Exercise goal → Each entry shown below is to be reproduced exactly.

Entries supplied →

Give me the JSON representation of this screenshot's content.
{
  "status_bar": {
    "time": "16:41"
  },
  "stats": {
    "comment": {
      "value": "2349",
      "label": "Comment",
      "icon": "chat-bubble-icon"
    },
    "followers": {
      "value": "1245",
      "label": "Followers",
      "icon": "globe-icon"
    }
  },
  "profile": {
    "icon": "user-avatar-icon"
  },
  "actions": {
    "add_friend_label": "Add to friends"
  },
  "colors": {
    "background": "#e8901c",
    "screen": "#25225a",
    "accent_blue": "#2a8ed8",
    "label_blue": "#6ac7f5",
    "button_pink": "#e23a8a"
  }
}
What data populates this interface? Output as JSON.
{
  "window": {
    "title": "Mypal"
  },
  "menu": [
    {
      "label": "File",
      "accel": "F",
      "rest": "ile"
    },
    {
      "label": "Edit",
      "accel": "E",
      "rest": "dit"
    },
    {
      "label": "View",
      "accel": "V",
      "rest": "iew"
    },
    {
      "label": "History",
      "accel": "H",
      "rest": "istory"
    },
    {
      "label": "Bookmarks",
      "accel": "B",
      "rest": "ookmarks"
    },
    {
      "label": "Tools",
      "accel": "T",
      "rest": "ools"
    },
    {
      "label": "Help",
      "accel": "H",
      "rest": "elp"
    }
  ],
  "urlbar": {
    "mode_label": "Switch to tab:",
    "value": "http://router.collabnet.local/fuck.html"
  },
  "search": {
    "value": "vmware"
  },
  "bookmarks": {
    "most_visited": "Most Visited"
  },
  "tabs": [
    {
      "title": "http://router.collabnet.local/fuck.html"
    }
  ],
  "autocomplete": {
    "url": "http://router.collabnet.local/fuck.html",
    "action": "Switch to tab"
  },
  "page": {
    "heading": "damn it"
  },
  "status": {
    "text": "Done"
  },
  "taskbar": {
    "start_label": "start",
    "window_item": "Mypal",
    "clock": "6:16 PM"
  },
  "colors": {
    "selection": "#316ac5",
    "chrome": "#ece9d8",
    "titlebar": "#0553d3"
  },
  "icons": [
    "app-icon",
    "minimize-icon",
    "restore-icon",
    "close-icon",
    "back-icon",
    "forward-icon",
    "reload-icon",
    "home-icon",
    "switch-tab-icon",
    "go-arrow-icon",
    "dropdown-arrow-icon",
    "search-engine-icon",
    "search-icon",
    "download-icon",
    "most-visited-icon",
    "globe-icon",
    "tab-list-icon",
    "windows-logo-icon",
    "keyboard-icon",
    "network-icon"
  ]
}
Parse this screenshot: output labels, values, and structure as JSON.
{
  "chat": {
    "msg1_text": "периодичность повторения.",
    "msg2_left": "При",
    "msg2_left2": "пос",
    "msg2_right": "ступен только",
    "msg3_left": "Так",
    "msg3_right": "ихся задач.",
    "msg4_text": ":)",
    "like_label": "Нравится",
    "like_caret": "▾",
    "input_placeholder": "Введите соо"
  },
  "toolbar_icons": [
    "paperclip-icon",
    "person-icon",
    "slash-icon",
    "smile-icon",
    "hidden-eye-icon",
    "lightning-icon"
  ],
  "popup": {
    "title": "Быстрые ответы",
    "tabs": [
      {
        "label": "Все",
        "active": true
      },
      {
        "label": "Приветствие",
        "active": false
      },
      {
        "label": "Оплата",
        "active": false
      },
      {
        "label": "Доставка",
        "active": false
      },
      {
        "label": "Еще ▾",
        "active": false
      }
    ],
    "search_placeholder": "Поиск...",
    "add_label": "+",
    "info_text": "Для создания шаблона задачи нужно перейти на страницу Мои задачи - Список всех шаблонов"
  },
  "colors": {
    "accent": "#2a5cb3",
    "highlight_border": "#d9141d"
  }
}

Response →
Give me the JSON representation of this screenshot's content.
{
  "status_bar": {
    "time": "16:41"
  },
  "stats": {
    "comment": {
      "value": "2349",
      "label": "Comment",
      "icon": "chat-bubble-icon"
    },
    "followers": {
      "value": "1245",
      "label": "Followers",
      "icon": "globe-icon"
    }
  },
  "profile": {
    "icon": "user-avatar-icon"
  },
  "actions": {
    "add_friend_label": "Add to friends"
  },
  "colors": {
    "background": "#e8901c",
    "screen": "#25225a",
    "accent_blue": "#2a8ed8",
    "label_blue": "#6ac7f5",
    "button_pink": "#e23a8a"
  }
}
What data populates this interface? Output as JSON.
{
  "window": {
    "title": "Mypal"
  },
  "menu": [
    {
      "label": "File",
      "accel": "F",
      "rest": "ile"
    },
    {
      "label": "Edit",
      "accel": "E",
      "rest": "dit"
    },
    {
      "label": "View",
      "accel": "V",
      "rest": "iew"
    },
    {
      "label": "History",
      "accel": "H",
      "rest": "istory"
    },
    {
      "label": "Bookmarks",
      "accel": "B",
      "rest": "ookmarks"
    },
    {
      "label": "Tools",
      "accel": "T",
      "rest": "ools"
    },
    {
      "label": "Help",
      "accel": "H",
      "rest": "elp"
    }
  ],
  "urlbar": {
    "mode_label": "Switch to tab:",
    "value": "http://router.collabnet.local/fuck.html"
  },
  "search": {
    "value": "vmware"
  },
  "bookmarks": {
    "most_visited": "Most Visited"
  },
  "tabs": [
    {
      "title": "http://router.collabnet.local/fuck.html"
    }
  ],
  "autocomplete": {
    "url": "http://router.collabnet.local/fuck.html",
    "action": "Switch to tab"
  },
  "page": {
    "heading": "damn it"
  },
  "status": {
    "text": "Done"
  },
  "taskbar": {
    "start_label": "start",
    "window_item": "Mypal",
    "clock": "6:16 PM"
  },
  "colors": {
    "selection": "#316ac5",
    "chrome": "#ece9d8",
    "titlebar": "#0553d3"
  },
  "icons": [
    "app-icon",
    "minimize-icon",
    "restore-icon",
    "close-icon",
    "back-icon",
    "forward-icon",
    "reload-icon",
    "home-icon",
    "switch-tab-icon",
    "go-arrow-icon",
    "dropdown-arrow-icon",
    "search-engine-icon",
    "search-icon",
    "download-icon",
    "most-visited-icon",
    "globe-icon",
    "tab-list-icon",
    "windows-logo-icon",
    "keyboard-icon",
    "network-icon"
  ]
}
Parse this screenshot: output labels, values, and structure as JSON.
{
  "chat": {
    "msg1_text": "периодичность повторения.",
    "msg2_left": "При",
    "msg2_left2": "пос",
    "msg2_right": "ступен только",
    "msg3_left": "Так",
    "msg3_right": "ихся задач.",
    "msg4_text": ":)",
    "like_label": "Нравится",
    "like_caret": "▾",
    "input_placeholder": "Введите соо"
  },
  "toolbar_icons": [
    "paperclip-icon",
    "person-icon",
    "slash-icon",
    "smile-icon",
    "hidden-eye-icon",
    "lightning-icon"
  ],
  "popup": {
    "title": "Быстрые ответы",
    "tabs": [
      {
        "label": "Все",
        "active": true
      },
      {
        "label": "Приветствие",
        "active": false
      },
      {
        "label": "Оплата",
        "active": false
      },
      {
        "label": "Доставка",
        "active": false
      },
      {
        "label": "Еще ▾",
        "active": false
      }
    ],
    "search_placeholder": "Поиск...",
    "add_label": "+",
    "info_text": "Для создания шаблона задачи нужно перейти на страницу Мои задачи - Список всех шаблонов"
  },
  "colors": {
    "accent": "#2a5cb3",
    "highlight_border": "#d9141d"
  }
}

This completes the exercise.